# [Dataset items]
::::

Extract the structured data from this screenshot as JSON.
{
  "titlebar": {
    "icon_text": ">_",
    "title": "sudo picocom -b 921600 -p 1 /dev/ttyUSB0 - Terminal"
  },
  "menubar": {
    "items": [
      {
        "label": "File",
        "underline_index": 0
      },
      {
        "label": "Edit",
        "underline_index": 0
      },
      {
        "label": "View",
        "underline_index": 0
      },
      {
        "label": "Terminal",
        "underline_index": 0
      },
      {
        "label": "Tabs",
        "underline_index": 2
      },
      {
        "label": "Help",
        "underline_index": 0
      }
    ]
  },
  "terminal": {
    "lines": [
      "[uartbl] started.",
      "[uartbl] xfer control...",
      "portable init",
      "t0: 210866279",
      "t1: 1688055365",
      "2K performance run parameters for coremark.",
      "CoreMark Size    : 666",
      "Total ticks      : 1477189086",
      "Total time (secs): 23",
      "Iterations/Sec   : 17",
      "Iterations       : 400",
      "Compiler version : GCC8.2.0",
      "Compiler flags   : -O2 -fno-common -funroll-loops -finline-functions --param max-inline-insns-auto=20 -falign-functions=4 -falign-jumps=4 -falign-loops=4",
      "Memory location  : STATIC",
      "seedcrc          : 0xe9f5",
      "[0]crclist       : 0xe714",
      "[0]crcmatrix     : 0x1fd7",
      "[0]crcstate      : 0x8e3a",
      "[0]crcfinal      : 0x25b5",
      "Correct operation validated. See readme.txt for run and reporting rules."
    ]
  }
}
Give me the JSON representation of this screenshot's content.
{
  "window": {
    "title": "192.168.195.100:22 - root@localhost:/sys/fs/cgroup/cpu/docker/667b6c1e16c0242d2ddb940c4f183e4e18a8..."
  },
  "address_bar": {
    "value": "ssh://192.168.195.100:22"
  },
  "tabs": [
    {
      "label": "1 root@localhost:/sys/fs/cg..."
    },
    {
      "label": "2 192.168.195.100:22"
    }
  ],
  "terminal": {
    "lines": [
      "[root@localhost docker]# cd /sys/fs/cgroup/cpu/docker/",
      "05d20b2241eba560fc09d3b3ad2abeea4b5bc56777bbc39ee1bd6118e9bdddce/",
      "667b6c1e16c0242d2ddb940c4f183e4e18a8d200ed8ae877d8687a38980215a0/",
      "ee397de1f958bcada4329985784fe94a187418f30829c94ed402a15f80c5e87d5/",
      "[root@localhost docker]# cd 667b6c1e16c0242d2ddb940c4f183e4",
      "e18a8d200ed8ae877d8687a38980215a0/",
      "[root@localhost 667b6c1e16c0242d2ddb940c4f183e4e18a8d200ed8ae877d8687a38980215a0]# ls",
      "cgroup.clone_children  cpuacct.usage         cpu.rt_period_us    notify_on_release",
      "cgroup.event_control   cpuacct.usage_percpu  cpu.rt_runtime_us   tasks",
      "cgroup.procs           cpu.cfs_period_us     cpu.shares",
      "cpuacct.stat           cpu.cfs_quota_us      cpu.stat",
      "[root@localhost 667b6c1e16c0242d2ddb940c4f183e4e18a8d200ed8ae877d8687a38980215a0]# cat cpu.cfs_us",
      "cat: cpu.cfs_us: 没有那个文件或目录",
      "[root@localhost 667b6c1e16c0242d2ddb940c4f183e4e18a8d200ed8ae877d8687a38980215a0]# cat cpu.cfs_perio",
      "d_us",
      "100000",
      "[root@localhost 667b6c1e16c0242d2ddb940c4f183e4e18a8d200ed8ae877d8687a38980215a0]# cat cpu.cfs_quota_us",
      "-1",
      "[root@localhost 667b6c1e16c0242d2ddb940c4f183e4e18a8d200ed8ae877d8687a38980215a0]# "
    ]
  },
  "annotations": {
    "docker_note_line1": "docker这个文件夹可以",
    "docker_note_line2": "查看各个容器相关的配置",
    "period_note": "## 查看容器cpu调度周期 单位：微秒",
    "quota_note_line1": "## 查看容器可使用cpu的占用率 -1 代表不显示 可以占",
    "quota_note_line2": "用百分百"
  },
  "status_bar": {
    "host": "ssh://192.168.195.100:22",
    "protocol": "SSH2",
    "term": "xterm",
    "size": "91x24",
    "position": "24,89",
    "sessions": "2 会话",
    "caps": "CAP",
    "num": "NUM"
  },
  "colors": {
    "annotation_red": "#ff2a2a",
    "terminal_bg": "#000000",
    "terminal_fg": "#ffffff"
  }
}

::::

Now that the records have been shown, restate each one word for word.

# [Reply]
Extract the structured data from this screenshot as JSON.
{
  "titlebar": {
    "icon_text": ">_",
    "title": "sudo picocom -b 921600 -p 1 /dev/ttyUSB0 - Terminal"
  },
  "menubar": {
    "items": [
      {
        "label": "File",
        "underline_index": 0
      },
      {
        "label": "Edit",
        "underline_index": 0
      },
      {
        "label": "View",
        "underline_index": 0
      },
      {
        "label": "Terminal",
        "underline_index": 0
      },
      {
        "label": "Tabs",
        "underline_index": 2
      },
      {
        "label": "Help",
        "underline_index": 0
      }
    ]
  },
  "terminal": {
    "lines": [
      "[uartbl] started.",
      "[uartbl] xfer control...",
      "portable init",
      "t0: 210866279",
      "t1: 1688055365",
      "2K performance run parameters for coremark.",
      "CoreMark Size    : 666",
      "Total ticks      : 1477189086",
      "Total time (secs): 23",
      "Iterations/Sec   : 17",
      "Iterations       : 400",
      "Compiler version : GCC8.2.0",
      "Compiler flags   : -O2 -fno-common -funroll-loops -finline-functions --param max-inline-insns-auto=20 -falign-functions=4 -falign-jumps=4 -falign-loops=4",
      "Memory location  : STATIC",
      "seedcrc          : 0xe9f5",
      "[0]crclist       : 0xe714",
      "[0]crcmatrix     : 0x1fd7",
      "[0]crcstate      : 0x8e3a",
      "[0]crcfinal      : 0x25b5",
      "Correct operation validated. See readme.txt for run and reporting rules."
    ]
  }
}
Give me the JSON representation of this screenshot's content.
{
  "window": {
    "title": "192.168.195.100:22 - root@localhost:/sys/fs/cgroup/cpu/docker/667b6c1e16c0242d2ddb940c4f183e4e18a8..."
  },
  "address_bar": {
    "value": "ssh://192.168.195.100:22"
  },
  "tabs": [
    {
      "label": "1 root@localhost:/sys/fs/cg..."
    },
    {
      "label": "2 192.168.195.100:22"
    }
  ],
  "terminal": {
    "lines": [
      "[root@localhost docker]# cd /sys/fs/cgroup/cpu/docker/",
      "05d20b2241eba560fc09d3b3ad2abeea4b5bc56777bbc39ee1bd6118e9bdddce/",
      "667b6c1e16c0242d2ddb940c4f183e4e18a8d200ed8ae877d8687a38980215a0/",
      "ee397de1f958bcada4329985784fe94a187418f30829c94ed402a15f80c5e87d5/",
      "[root@localhost docker]# cd 667b6c1e16c0242d2ddb940c4f183e4",
      "e18a8d200ed8ae877d8687a38980215a0/",
      "[root@localhost 667b6c1e16c0242d2ddb940c4f183e4e18a8d200ed8ae877d8687a38980215a0]# ls",
      "cgroup.clone_children  cpuacct.usage         cpu.rt_period_us    notify_on_release",
      "cgroup.event_control   cpuacct.usage_percpu  cpu.rt_runtime_us   tasks",
      "cgroup.procs           cpu.cfs_period_us     cpu.shares",
      "cpuacct.stat           cpu.cfs_quota_us      cpu.stat",
      "[root@localhost 667b6c1e16c0242d2ddb940c4f183e4e18a8d200ed8ae877d8687a38980215a0]# cat cpu.cfs_us",
      "cat: cpu.cfs_us: 没有那个文件或目录",
      "[root@localhost 667b6c1e16c0242d2ddb940c4f183e4e18a8d200ed8ae877d8687a38980215a0]# cat cpu.cfs_perio",
      "d_us",
      "100000",
      "[root@localhost 667b6c1e16c0242d2ddb940c4f183e4e18a8d200ed8ae877d8687a38980215a0]# cat cpu.cfs_quota_us",
      "-1",
      "[root@localhost 667b6c1e16c0242d2ddb940c4f183e4e18a8d200ed8ae877d8687a38980215a0]# "
    ]
  },
  "annotations": {
    "docker_note_line1": "docker这个文件夹可以",
    "docker_note_line2": "查看各个容器相关的配置",
    "period_note": "## 查看容器cpu调度周期 单位：微秒",
    "quota_note_line1": "## 查看容器可使用cpu的占用率 -1 代表不显示 可以占",
    "quota_note_line2": "用百分百"
  },
  "status_bar": {
    "host": "ssh://192.168.195.100:22",
    "protocol": "SSH2",
    "term": "xterm",
    "size": "91x24",
    "position": "24,89",
    "sessions": "2 会话",
    "caps": "CAP",
    "num": "NUM"
  },
  "colors": {
    "annotation_red": "#ff2a2a",
    "terminal_bg": "#000000",
    "terminal_fg": "#ffffff"
  }
}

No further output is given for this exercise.